- [What the task asks] Scan the records for the string "true"; copy each line where it occurs.
-------- Data --------
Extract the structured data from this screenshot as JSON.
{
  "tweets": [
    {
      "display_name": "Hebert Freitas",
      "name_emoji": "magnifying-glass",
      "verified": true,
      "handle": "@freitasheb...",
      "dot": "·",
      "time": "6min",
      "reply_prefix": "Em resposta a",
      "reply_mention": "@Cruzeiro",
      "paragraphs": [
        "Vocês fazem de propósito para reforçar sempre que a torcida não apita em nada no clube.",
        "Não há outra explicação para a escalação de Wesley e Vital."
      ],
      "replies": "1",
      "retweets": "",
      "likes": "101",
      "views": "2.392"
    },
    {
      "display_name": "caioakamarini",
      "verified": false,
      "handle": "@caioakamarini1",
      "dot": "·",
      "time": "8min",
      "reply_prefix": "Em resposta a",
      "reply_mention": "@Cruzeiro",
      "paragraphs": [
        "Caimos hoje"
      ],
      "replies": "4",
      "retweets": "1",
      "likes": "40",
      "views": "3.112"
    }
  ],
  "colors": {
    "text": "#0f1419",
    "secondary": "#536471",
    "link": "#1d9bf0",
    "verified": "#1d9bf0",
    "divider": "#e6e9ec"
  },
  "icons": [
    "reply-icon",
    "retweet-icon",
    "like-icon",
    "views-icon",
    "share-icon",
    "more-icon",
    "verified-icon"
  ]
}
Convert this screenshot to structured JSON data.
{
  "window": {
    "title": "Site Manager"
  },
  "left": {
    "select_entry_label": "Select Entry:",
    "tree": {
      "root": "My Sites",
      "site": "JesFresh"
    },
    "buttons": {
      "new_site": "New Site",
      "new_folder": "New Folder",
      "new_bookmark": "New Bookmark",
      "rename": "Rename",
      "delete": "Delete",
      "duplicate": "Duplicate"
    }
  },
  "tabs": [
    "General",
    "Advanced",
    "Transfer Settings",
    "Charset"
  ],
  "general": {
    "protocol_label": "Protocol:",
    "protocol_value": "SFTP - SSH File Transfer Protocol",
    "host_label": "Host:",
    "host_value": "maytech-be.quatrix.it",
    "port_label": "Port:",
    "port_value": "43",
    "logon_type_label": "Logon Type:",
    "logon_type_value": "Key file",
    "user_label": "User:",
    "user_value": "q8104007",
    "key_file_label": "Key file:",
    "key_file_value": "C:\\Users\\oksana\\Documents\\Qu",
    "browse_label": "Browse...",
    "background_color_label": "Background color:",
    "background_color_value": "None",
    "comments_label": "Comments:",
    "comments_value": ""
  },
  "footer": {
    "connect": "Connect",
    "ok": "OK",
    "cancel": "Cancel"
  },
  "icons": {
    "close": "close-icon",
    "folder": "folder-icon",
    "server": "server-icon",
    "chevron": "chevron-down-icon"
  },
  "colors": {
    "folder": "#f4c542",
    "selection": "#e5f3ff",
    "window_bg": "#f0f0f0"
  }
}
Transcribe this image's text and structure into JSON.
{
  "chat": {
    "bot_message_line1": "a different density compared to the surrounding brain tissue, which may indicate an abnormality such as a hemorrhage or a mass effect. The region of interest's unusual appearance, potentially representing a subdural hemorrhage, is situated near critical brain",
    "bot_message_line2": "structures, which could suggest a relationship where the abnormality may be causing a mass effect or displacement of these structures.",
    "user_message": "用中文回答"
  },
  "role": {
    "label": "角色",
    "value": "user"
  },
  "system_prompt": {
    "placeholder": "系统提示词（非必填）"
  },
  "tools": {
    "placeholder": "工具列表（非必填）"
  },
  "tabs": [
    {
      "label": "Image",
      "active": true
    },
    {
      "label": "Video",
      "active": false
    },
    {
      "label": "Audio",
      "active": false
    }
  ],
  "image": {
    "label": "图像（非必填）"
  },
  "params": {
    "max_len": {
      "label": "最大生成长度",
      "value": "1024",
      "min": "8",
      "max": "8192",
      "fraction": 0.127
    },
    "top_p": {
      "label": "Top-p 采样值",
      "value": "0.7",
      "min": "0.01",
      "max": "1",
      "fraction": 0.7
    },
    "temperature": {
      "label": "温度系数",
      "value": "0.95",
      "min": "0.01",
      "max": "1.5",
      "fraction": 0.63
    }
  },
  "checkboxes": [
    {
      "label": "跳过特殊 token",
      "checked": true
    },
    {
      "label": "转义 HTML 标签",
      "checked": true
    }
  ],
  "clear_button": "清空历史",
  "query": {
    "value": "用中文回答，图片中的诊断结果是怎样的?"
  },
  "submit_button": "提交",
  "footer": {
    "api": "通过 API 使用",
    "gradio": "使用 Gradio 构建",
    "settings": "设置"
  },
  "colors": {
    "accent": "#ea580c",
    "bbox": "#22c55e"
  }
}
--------
- [Exercise result]
      "verified": true,
      "active": true
      "checked": true
      "checked": true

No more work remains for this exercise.